Assignment: Whenever the string "licens" turns up in a line of the data below, copy that line.

Excerpts from a dataset

++++++++

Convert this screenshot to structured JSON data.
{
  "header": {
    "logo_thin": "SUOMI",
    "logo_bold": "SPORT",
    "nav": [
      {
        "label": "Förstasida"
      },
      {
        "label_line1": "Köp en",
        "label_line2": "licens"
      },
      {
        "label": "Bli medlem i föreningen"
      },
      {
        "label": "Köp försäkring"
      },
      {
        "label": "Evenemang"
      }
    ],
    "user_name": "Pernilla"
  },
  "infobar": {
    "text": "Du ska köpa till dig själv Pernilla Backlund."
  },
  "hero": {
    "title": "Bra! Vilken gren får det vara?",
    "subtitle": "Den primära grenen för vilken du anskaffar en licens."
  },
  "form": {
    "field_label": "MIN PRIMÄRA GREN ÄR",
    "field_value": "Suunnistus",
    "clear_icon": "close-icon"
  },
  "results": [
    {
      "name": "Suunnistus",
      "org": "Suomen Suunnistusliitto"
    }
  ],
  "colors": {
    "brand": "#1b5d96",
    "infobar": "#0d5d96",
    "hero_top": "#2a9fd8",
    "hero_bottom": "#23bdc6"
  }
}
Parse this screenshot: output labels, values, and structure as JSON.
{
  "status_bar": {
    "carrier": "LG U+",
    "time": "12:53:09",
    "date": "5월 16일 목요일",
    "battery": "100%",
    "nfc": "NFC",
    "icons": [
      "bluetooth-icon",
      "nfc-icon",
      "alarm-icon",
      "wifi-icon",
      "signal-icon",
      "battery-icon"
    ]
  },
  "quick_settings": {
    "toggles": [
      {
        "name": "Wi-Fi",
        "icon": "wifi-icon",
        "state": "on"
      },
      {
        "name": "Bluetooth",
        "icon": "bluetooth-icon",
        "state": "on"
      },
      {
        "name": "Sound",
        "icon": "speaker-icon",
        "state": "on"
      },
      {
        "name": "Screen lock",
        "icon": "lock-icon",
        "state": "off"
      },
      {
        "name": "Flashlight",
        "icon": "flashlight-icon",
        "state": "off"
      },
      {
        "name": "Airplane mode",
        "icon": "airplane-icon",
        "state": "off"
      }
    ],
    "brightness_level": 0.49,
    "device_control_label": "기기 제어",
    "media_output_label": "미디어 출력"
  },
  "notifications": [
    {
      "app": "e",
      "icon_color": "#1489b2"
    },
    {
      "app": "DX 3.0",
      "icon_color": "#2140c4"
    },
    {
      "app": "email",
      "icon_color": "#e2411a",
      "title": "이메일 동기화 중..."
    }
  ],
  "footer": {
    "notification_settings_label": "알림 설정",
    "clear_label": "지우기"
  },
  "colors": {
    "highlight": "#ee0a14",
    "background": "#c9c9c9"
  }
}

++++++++

Your response:
        "label_line2": "licens"
    "subtitle": "Den primära grenen för vilken du anskaffar en licens."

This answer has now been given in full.